• Review: "The artists that create worlds that start with the alphabet — these are the ones who have been getting in my head lately, motivating me to sort through my response to their art and settle my own ideas on alphabets. Mascots by Ray Fenwick is a great place to start. The book announces itself boldly — it is small, but its hot pink cloth cover is difficult to ignore. The title breaks across a few lines, so it is less a word than a jumble of letters — a mascot for the word 'Mascot,' so to speak. The book is appropriately titled: from the very beginning, everything announces itself as something else – forms are always changing, names are invented 'mercifully' (to use one of the narrators’ parlance) for things that are unnamable, faces that smile when the book is held in one direction are revealed as faces that frown when the book is flipped. The book conveys a sense of being stuck just outside of where everything makes sense and fits together." – Jordan Hurder, Chance Press
• Opinion: I don't think Jon Carroll of the San Francisco Chronicle knew about our upcoming series of Pogo collections when he wrote his reminiscences about the strip — "Pogo had it all: love, fear, friendship, ambivalence, pails of water, morality, plus a love of high-flown language and, not incidentally, wonderful draftsmanship" — and bemoaned the scarcity and high prices of past collections (via The Daily Cartoonist)

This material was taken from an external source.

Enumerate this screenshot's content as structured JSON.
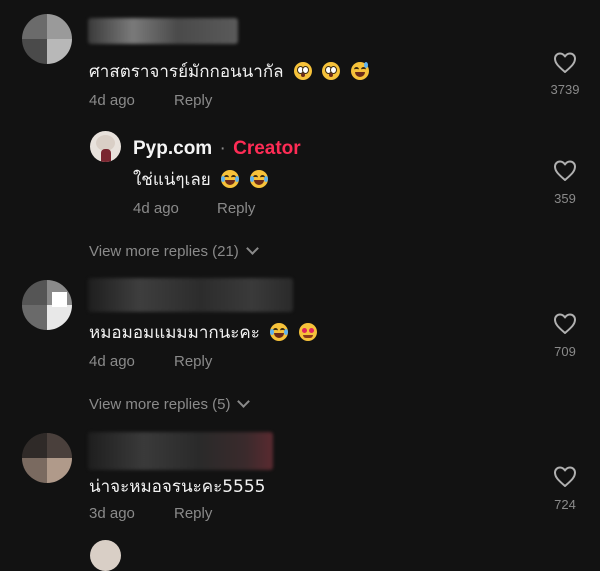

Our warehouse manager Nico dug up this video of Will Elder's son-in-law Gary VandenBergh speaking on the phone with Grateful Dead frontman and delicious-ice-cream inspiration Jerry Garcia about Garcia's love for Elder's EC Comics and post-MAD work. It seems a good bet that part of this interview will find its way into VandenBergh's in-progress documentary about Elder.